The story of The Post is one that is largely fascinating, but as a film it is a story that falls prey to many of the pitfalls involved in exploring true stories that everyone already knows. It has to find a way to make things more interesting than a documentary, and when the characters aren’t quite involved exactly, it’s easy to get bogged down in the statements we hope to put forward.
In this case, the story involves Kay Graham (Meryl Streep), who runs The Washington Post following the death of her husband, and her decision to publish leaked documents that show the government had been purposely deceiving the public. This sets the stage for larger examinations on many fronts, including the problematic situation Graham finds herself in as a woman in a role that has her constantly questioned by her peers, subordinates, and random passersby. These are indeed worthy trials to focus on, and coupled with the governmental misdeeds there is a lot of story to work with when laying out the facts.
The problem is that the facts are both interesting and fantastically boring. A cursory summary of events is actually all anyone wants to know, and for good reason. The inside scoop of how we got the inside scoop, in this case, has no more gravity than simply mentioning that we got the inside scoop. The weight of potential business suicide, and theoretical jail time, is as diffused by the overwhelming impression that Graham’s husband would have done it in a second as it is hopelessly propped up by overlong scenes in which Graham all but bites her fingernails.

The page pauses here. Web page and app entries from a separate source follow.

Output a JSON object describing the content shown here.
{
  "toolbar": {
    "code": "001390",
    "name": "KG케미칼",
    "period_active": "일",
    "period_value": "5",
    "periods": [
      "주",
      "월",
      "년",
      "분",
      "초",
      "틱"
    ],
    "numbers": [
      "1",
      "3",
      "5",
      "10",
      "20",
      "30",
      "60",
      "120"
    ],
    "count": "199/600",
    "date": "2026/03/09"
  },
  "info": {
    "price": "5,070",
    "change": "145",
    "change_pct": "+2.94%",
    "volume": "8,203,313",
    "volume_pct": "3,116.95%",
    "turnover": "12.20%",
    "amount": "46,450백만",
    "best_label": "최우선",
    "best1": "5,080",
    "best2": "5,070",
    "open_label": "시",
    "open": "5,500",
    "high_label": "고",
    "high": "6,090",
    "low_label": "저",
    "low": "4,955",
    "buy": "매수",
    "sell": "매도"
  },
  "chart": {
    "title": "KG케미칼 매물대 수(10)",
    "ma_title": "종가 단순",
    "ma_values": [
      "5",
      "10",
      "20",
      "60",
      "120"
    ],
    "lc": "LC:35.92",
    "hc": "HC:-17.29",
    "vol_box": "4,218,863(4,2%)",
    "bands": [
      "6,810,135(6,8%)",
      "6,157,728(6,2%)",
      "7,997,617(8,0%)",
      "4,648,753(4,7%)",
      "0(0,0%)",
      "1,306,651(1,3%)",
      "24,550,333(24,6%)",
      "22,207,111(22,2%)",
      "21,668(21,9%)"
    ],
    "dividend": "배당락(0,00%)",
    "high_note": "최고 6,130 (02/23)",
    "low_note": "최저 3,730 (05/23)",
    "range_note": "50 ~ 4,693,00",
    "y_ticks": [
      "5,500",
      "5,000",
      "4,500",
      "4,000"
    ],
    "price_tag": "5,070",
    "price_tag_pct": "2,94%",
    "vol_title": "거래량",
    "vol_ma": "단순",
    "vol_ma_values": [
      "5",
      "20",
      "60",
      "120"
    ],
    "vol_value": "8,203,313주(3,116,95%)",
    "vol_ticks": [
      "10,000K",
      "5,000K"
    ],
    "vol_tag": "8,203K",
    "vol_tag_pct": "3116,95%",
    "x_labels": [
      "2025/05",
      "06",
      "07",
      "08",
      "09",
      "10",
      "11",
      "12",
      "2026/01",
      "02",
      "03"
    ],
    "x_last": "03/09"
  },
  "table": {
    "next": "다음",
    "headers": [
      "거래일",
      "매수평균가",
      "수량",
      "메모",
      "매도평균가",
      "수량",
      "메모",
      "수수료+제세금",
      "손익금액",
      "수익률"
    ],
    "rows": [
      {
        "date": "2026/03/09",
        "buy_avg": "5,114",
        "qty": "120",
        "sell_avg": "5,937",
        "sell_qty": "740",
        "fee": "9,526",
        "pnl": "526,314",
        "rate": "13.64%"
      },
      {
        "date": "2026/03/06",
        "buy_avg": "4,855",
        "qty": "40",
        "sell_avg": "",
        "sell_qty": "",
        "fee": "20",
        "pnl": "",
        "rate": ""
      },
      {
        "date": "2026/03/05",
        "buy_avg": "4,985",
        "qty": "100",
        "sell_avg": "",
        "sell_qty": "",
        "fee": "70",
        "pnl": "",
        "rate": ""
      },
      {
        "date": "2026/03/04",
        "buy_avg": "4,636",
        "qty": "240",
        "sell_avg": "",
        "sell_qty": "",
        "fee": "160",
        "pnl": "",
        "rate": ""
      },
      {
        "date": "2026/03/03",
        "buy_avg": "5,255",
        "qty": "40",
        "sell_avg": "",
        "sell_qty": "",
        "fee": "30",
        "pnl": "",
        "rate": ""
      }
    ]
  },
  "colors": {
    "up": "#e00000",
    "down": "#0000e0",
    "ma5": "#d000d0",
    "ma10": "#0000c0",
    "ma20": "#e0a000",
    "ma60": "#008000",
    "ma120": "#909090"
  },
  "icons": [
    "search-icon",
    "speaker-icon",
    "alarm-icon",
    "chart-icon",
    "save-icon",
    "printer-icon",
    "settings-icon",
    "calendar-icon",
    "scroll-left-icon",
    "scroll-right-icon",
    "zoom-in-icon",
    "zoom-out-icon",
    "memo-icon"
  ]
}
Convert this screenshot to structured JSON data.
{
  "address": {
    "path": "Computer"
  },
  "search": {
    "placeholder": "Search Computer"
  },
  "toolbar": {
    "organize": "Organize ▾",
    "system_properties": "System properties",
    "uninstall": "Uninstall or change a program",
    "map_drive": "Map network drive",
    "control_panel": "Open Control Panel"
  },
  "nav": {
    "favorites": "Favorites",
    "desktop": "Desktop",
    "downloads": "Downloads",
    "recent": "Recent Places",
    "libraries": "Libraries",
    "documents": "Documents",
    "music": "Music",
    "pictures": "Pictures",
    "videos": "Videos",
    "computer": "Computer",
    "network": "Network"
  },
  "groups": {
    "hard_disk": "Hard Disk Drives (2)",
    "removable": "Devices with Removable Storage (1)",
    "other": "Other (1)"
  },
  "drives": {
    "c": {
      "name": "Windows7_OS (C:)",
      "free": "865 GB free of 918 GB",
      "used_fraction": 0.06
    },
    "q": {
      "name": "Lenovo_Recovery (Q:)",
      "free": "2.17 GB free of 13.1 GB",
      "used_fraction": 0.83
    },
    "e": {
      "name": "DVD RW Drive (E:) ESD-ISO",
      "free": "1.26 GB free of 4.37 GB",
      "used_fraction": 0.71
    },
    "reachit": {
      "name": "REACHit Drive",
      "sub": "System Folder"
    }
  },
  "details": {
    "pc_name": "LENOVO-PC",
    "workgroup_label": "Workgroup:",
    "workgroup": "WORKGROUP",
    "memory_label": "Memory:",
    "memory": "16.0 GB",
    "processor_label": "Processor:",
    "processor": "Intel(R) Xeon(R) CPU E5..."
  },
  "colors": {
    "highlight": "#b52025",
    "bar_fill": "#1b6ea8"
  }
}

As the film plays through the course of events, it’s best moments seem almost accidental. Much like Spielberg’s fairly goofy War Horse, and directly counter to his overlooked Bridge of Spies, what the film pays the most attention to becomes boring by way of flamboyance and repetition, and the moments it is forced into to move the story manage to win out by relying on the simplicity and honesty of their situations. The result is that Bob Odenkirk‘s minor character steals the show over Streep and Tom Hanks, who give decent performances but clearly struggle to connect with the syrupy dramatization of events already drowning in actual drama.
Worst of all, the film seems to be devoid of confidence in its audience, including several scenes that exist for no reason other than to have Graham doubt herself yet again, or to have editor Ben Bradlee (Tom Hanks) shake his fist at the sky, yet again.
Still, Spielberg combined with this cast is only going to go so wrong, and even with a screenplay that overly holds onto eighth-grade essay formulae (tell us what you’re going to tell us, tell us, tell us what you told us) there is still a lot to keep you invested enough to be entertained. It’s a cast that doesn’t need much to pull an audience in, and the look at the inner workings of a paper during the era has a lot of value no matter what the story. It would have been nice if the screenplay spent more time dissecting than it did preaching, but it has its moments.
The new go to as the exception that proves the rule, this trip to the plug-and-play well of award hopefuls is still a good movie, but falls miles short of what it could have been.